→ **Records contained in a dataset**
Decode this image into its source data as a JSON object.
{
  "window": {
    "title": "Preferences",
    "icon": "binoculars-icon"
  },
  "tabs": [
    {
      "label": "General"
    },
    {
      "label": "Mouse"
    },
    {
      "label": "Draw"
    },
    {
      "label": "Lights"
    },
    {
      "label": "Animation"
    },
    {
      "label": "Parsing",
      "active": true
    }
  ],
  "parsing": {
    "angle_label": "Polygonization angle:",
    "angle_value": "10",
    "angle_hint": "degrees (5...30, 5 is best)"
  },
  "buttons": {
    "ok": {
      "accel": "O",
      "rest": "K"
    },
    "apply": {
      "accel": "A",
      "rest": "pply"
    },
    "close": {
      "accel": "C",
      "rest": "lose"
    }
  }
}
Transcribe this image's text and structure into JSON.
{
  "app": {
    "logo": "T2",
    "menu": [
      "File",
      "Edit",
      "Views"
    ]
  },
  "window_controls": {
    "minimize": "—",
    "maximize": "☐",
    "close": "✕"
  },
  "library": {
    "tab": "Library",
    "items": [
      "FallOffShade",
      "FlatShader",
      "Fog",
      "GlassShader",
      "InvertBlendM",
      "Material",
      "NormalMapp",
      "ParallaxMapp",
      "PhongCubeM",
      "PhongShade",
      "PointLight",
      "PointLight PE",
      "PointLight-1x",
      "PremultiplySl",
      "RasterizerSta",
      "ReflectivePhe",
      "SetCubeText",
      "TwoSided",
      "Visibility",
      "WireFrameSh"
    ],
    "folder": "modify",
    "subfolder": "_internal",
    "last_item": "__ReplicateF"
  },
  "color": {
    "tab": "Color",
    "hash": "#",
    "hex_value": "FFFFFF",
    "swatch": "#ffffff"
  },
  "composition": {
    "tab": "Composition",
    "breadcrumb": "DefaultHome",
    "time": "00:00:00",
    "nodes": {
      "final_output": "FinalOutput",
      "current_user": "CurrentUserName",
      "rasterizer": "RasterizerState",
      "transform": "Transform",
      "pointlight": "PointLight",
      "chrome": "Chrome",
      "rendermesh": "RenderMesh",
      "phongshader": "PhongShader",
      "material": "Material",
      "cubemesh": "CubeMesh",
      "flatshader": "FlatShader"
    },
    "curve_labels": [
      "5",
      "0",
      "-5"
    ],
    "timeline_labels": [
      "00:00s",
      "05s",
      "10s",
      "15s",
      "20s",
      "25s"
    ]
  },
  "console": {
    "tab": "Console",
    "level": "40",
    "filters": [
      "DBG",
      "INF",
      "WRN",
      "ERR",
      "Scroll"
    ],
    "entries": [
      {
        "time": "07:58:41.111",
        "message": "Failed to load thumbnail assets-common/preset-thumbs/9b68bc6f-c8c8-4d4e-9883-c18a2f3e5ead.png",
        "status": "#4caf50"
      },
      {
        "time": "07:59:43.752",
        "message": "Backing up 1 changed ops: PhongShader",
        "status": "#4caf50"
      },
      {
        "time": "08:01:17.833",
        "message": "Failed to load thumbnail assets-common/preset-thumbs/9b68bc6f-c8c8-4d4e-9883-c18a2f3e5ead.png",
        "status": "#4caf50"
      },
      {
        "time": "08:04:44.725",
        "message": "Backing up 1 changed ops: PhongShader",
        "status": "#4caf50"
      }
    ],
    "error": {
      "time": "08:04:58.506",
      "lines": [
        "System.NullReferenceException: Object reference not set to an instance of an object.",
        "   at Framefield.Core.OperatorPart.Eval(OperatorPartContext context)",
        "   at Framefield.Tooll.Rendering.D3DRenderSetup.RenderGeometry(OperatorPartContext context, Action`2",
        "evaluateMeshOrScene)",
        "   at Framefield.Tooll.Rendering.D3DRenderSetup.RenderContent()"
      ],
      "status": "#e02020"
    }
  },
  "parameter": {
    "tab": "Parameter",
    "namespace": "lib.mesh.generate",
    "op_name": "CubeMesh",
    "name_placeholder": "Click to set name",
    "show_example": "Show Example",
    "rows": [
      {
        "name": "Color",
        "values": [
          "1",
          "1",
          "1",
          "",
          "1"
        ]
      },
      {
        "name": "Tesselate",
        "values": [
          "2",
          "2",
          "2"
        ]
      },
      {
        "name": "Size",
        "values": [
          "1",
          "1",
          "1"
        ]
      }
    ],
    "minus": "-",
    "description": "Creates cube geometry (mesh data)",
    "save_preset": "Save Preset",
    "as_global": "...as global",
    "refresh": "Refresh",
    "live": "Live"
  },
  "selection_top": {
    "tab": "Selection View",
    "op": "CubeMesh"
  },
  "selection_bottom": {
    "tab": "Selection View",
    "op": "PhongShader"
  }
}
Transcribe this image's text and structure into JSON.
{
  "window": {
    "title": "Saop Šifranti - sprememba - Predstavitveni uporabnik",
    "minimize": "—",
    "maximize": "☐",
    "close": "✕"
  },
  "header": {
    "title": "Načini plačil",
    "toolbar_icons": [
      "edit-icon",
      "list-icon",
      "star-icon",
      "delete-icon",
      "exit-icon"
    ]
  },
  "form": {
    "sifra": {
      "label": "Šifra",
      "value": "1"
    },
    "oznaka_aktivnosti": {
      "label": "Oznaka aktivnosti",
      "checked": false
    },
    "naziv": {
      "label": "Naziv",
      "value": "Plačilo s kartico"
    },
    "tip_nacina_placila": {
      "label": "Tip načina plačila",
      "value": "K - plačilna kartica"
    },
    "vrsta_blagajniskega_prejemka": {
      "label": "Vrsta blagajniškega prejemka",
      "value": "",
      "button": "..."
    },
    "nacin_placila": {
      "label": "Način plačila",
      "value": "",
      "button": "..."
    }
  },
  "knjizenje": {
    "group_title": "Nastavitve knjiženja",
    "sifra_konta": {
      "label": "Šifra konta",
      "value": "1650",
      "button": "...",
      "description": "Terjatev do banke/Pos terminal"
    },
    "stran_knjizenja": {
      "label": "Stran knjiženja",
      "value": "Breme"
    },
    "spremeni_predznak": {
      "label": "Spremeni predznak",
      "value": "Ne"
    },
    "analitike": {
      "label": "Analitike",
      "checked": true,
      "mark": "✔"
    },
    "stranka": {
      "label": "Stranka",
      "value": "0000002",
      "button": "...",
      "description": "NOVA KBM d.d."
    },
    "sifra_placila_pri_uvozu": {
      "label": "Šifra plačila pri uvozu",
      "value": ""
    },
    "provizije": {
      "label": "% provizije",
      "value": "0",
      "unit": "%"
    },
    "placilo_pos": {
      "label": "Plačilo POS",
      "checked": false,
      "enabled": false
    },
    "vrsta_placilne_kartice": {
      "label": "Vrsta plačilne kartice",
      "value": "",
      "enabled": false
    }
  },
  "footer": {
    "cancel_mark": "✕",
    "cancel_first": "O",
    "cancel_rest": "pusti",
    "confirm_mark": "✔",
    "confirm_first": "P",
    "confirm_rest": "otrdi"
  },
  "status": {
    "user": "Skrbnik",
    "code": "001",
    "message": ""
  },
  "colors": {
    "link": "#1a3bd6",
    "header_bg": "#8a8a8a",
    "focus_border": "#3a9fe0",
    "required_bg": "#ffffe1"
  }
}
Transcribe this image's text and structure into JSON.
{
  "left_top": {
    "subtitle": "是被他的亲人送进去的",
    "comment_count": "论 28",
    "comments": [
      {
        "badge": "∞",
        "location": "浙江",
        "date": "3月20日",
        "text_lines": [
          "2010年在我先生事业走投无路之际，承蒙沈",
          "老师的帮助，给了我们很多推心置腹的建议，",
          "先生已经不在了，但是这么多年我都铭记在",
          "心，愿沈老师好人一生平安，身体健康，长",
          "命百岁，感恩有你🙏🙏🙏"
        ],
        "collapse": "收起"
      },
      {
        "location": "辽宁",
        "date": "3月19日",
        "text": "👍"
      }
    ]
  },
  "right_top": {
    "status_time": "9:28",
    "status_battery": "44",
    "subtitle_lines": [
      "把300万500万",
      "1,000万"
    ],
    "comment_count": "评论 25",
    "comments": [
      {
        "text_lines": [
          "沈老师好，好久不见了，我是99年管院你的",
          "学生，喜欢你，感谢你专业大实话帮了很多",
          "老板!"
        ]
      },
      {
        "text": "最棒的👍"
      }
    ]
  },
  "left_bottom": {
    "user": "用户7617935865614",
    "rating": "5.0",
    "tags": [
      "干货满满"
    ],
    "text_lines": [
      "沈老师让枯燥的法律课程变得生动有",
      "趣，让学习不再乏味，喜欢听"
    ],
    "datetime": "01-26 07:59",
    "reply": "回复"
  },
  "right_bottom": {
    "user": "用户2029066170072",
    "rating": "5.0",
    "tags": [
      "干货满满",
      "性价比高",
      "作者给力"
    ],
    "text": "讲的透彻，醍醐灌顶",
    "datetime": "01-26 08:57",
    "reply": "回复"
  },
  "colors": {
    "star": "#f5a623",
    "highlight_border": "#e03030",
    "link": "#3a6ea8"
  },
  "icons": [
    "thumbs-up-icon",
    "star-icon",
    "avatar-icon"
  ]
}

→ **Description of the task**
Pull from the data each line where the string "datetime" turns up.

→ **Answer to this problem**
    "datetime": "01-26 07:59",
    "datetime": "01-26 08:57",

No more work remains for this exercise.